→ **THE TASK**
Run through the data and copy out every line that mentions the word "this".

*** AVAILABLE RECORDS ***

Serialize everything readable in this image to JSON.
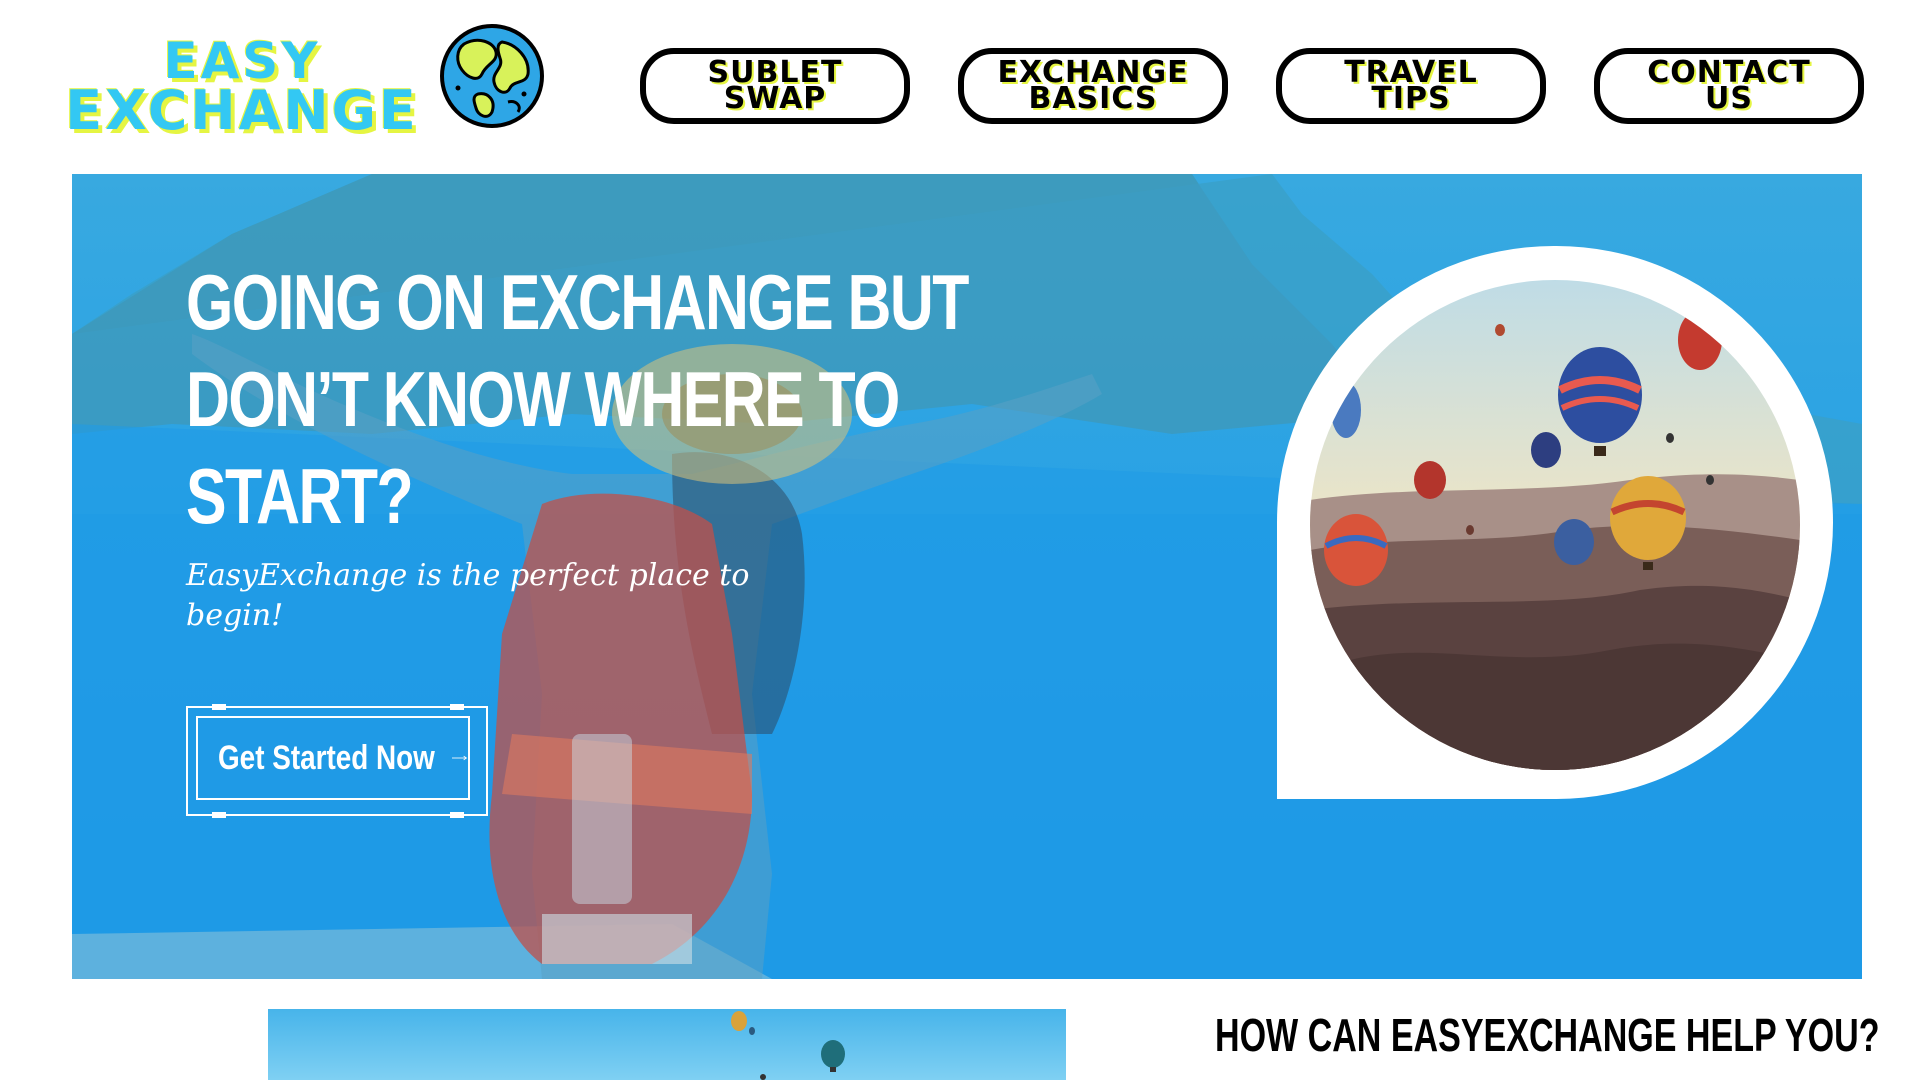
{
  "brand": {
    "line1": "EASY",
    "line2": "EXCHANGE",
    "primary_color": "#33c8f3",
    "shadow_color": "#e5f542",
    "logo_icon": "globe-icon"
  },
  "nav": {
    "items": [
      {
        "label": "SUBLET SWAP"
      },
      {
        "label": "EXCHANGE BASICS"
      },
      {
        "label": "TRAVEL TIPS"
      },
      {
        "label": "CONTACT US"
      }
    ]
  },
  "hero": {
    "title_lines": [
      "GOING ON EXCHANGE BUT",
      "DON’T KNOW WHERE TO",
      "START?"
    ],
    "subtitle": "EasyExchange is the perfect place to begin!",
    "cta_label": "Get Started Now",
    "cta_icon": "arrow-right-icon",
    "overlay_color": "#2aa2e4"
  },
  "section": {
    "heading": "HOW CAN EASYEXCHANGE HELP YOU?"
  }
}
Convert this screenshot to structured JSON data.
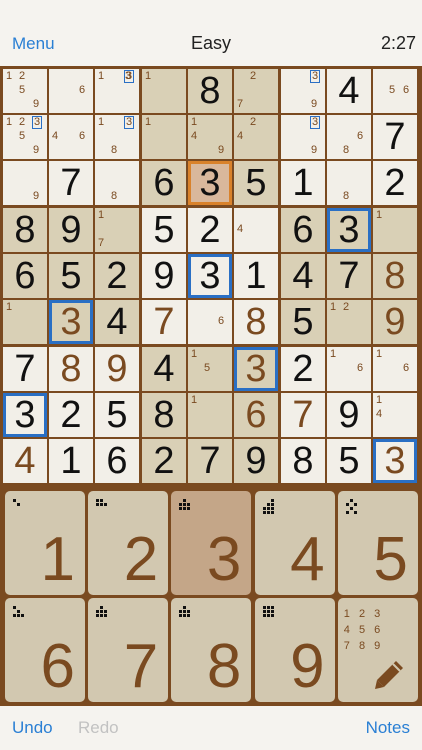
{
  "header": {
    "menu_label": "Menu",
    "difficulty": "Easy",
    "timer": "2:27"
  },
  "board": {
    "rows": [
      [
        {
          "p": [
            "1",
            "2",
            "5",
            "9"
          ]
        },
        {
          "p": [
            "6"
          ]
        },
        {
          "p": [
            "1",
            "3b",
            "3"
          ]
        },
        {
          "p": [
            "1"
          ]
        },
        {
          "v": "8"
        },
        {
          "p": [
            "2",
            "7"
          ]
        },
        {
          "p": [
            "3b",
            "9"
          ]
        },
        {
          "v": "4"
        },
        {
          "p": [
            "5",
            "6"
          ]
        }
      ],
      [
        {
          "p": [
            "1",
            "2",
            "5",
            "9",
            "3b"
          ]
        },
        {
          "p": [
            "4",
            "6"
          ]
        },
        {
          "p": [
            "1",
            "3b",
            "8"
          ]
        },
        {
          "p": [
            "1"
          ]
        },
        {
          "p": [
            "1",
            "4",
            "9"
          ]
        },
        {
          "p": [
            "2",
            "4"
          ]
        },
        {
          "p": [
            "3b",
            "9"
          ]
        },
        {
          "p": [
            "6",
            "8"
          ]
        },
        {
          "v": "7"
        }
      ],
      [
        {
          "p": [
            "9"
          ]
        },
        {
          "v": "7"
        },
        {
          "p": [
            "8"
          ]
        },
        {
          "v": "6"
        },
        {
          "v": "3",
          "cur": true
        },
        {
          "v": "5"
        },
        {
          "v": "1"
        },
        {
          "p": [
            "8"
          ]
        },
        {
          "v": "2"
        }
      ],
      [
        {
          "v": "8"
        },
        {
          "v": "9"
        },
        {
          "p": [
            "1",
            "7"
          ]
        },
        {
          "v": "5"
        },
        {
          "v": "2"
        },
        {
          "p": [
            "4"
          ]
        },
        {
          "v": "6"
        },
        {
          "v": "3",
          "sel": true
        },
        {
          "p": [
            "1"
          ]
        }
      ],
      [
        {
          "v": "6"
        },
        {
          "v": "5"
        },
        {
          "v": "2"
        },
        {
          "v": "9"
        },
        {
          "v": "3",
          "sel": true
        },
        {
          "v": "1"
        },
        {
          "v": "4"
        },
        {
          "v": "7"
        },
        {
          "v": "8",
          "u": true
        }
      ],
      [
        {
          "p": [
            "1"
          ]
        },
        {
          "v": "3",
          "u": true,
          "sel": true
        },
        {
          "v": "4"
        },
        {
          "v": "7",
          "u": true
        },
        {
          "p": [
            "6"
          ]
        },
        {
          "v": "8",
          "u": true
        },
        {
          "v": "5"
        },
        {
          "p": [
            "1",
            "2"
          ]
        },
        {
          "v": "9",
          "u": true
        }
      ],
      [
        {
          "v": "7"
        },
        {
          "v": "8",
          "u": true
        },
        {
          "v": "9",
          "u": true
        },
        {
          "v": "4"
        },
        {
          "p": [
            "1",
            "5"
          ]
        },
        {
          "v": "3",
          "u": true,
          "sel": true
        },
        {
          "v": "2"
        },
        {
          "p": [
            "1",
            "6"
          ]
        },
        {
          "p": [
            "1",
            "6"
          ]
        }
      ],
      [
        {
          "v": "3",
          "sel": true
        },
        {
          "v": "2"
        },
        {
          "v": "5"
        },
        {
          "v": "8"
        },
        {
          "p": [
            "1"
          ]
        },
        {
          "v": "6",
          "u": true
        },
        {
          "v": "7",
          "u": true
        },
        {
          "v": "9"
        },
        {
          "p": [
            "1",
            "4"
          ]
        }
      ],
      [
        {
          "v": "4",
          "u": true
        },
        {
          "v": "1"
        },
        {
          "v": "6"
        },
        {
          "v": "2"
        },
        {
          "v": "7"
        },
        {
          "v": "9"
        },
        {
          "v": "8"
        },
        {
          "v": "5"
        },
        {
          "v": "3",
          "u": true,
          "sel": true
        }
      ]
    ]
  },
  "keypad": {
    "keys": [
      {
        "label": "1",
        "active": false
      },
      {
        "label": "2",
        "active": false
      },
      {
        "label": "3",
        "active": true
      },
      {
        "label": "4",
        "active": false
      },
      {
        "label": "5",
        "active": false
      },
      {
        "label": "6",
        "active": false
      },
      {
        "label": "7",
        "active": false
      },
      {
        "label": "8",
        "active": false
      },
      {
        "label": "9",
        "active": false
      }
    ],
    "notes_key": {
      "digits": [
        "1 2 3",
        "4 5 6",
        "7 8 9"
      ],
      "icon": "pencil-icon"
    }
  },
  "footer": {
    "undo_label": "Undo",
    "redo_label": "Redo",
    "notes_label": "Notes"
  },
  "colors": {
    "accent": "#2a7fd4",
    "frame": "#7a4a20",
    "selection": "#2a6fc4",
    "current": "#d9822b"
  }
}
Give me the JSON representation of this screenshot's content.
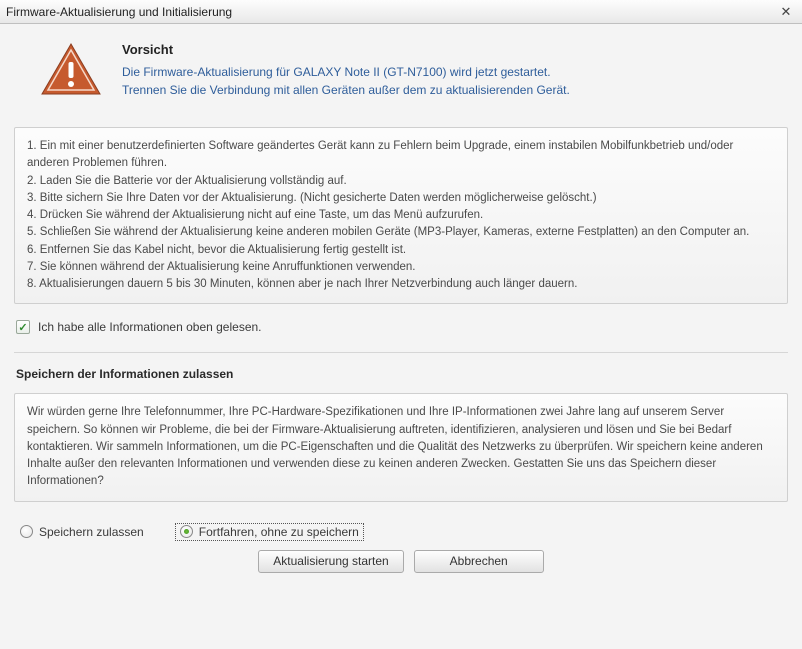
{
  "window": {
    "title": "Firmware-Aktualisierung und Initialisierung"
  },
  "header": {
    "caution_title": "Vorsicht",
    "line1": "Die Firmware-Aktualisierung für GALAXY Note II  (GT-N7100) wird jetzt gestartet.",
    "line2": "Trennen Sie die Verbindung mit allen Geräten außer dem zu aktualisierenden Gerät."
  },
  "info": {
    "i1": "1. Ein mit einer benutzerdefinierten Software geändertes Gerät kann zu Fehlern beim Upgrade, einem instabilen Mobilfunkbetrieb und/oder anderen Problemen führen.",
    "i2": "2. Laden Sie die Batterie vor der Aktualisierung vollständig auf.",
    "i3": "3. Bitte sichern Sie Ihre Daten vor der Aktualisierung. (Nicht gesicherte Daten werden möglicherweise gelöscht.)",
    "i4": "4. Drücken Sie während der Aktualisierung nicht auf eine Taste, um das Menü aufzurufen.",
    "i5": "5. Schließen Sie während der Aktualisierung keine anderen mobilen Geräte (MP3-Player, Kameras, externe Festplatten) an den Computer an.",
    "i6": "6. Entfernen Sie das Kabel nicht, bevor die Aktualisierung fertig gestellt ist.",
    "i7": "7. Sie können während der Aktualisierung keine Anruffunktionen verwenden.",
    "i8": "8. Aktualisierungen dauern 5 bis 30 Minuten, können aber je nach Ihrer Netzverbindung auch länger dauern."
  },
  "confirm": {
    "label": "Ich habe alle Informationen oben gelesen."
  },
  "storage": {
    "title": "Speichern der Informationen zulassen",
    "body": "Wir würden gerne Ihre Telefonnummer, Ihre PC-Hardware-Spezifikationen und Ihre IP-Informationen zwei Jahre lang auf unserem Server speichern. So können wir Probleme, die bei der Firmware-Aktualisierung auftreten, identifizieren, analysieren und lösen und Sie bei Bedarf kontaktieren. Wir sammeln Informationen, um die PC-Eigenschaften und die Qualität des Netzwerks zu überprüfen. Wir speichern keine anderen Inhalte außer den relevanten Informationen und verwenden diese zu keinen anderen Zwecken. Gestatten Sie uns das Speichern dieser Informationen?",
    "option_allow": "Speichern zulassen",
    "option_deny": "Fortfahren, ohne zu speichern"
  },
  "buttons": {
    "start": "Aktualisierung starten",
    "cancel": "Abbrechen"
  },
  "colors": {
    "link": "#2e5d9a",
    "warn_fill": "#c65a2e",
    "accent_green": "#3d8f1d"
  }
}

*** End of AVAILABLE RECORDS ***

→ **RESPONSE TO THE TASK**
Serialize everything readable in this image to JSON.
Convert this screenshot to structured JSON data.
Give me the JSON representation of this screenshot's content.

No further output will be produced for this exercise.